[Supplied information]
+ + +
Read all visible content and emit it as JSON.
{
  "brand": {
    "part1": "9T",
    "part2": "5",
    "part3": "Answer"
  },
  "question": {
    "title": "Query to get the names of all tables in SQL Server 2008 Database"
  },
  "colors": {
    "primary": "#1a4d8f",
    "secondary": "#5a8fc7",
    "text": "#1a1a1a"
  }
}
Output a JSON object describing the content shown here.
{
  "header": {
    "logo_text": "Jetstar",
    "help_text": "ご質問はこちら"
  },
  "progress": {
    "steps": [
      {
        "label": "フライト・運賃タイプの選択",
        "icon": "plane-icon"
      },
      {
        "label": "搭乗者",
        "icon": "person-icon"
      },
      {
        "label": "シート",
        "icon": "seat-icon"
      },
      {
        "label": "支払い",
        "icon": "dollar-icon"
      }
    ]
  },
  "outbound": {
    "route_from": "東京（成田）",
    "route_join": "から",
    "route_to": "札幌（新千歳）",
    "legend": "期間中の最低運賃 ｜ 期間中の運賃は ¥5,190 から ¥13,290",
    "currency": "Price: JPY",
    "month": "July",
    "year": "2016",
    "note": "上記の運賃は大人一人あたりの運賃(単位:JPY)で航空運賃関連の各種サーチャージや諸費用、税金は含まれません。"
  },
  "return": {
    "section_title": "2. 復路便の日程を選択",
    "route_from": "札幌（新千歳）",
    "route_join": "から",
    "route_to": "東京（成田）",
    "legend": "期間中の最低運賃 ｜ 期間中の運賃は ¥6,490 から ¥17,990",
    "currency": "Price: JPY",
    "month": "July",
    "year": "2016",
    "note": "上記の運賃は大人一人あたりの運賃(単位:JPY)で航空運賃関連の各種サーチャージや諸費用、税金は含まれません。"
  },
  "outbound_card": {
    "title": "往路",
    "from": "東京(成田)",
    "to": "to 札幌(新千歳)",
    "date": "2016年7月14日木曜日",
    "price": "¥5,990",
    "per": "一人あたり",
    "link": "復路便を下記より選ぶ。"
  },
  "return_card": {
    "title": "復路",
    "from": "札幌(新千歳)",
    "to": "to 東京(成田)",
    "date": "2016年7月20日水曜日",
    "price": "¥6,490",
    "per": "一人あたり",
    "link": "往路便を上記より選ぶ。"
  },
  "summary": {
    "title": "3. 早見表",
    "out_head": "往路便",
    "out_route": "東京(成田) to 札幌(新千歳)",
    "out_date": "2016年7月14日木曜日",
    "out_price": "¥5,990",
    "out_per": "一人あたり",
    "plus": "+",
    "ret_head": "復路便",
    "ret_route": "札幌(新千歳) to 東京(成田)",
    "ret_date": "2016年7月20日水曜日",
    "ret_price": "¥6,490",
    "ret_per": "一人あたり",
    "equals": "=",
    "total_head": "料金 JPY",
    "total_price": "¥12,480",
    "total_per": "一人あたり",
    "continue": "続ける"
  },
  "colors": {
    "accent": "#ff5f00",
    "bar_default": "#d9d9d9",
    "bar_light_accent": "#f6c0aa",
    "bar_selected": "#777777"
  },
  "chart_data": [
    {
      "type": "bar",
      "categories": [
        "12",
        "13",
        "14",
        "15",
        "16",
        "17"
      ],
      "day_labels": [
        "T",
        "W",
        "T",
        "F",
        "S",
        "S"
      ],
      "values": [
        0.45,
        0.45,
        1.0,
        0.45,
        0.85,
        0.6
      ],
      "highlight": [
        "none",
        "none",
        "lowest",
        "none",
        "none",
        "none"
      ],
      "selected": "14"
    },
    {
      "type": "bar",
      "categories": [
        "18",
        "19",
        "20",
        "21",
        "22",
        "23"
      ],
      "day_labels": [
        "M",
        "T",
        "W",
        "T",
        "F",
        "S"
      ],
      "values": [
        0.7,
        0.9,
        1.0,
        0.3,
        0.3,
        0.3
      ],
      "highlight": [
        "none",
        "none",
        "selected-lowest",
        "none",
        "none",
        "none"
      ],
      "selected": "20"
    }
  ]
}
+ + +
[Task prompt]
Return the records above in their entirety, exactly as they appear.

[Finished exercise]
Read all visible content and emit it as JSON.
{
  "brand": {
    "part1": "9T",
    "part2": "5",
    "part3": "Answer"
  },
  "question": {
    "title": "Query to get the names of all tables in SQL Server 2008 Database"
  },
  "colors": {
    "primary": "#1a4d8f",
    "secondary": "#5a8fc7",
    "text": "#1a1a1a"
  }
}
Output a JSON object describing the content shown here.
{
  "header": {
    "logo_text": "Jetstar",
    "help_text": "ご質問はこちら"
  },
  "progress": {
    "steps": [
      {
        "label": "フライト・運賃タイプの選択",
        "icon": "plane-icon"
      },
      {
        "label": "搭乗者",
        "icon": "person-icon"
      },
      {
        "label": "シート",
        "icon": "seat-icon"
      },
      {
        "label": "支払い",
        "icon": "dollar-icon"
      }
    ]
  },
  "outbound": {
    "route_from": "東京（成田）",
    "route_join": "から",
    "route_to": "札幌（新千歳）",
    "legend": "期間中の最低運賃 ｜ 期間中の運賃は ¥5,190 から ¥13,290",
    "currency": "Price: JPY",
    "month": "July",
    "year": "2016",
    "note": "上記の運賃は大人一人あたりの運賃(単位:JPY)で航空運賃関連の各種サーチャージや諸費用、税金は含まれません。"
  },
  "return": {
    "section_title": "2. 復路便の日程を選択",
    "route_from": "札幌（新千歳）",
    "route_join": "から",
    "route_to": "東京（成田）",
    "legend": "期間中の最低運賃 ｜ 期間中の運賃は ¥6,490 から ¥17,990",
    "currency": "Price: JPY",
    "month": "July",
    "year": "2016",
    "note": "上記の運賃は大人一人あたりの運賃(単位:JPY)で航空運賃関連の各種サーチャージや諸費用、税金は含まれません。"
  },
  "outbound_card": {
    "title": "往路",
    "from": "東京(成田)",
    "to": "to 札幌(新千歳)",
    "date": "2016年7月14日木曜日",
    "price": "¥5,990",
    "per": "一人あたり",
    "link": "復路便を下記より選ぶ。"
  },
  "return_card": {
    "title": "復路",
    "from": "札幌(新千歳)",
    "to": "to 東京(成田)",
    "date": "2016年7月20日水曜日",
    "price": "¥6,490",
    "per": "一人あたり",
    "link": "往路便を上記より選ぶ。"
  },
  "summary": {
    "title": "3. 早見表",
    "out_head": "往路便",
    "out_route": "東京(成田) to 札幌(新千歳)",
    "out_date": "2016年7月14日木曜日",
    "out_price": "¥5,990",
    "out_per": "一人あたり",
    "plus": "+",
    "ret_head": "復路便",
    "ret_route": "札幌(新千歳) to 東京(成田)",
    "ret_date": "2016年7月20日水曜日",
    "ret_price": "¥6,490",
    "ret_per": "一人あたり",
    "equals": "=",
    "total_head": "料金 JPY",
    "total_price": "¥12,480",
    "total_per": "一人あたり",
    "continue": "続ける"
  },
  "colors": {
    "accent": "#ff5f00",
    "bar_default": "#d9d9d9",
    "bar_light_accent": "#f6c0aa",
    "bar_selected": "#777777"
  },
  "chart_data": [
    {
      "type": "bar",
      "categories": [
        "12",
        "13",
        "14",
        "15",
        "16",
        "17"
      ],
      "day_labels": [
        "T",
        "W",
        "T",
        "F",
        "S",
        "S"
      ],
      "values": [
        0.45,
        0.45,
        1.0,
        0.45,
        0.85,
        0.6
      ],
      "highlight": [
        "none",
        "none",
        "lowest",
        "none",
        "none",
        "none"
      ],
      "selected": "14"
    },
    {
      "type": "bar",
      "categories": [
        "18",
        "19",
        "20",
        "21",
        "22",
        "23"
      ],
      "day_labels": [
        "M",
        "T",
        "W",
        "T",
        "F",
        "S"
      ],
      "values": [
        0.7,
        0.9,
        1.0,
        0.3,
        0.3,
        0.3
      ],
      "highlight": [
        "none",
        "none",
        "selected-lowest",
        "none",
        "none",
        "none"
      ],
      "selected": "20"
    }
  ]
}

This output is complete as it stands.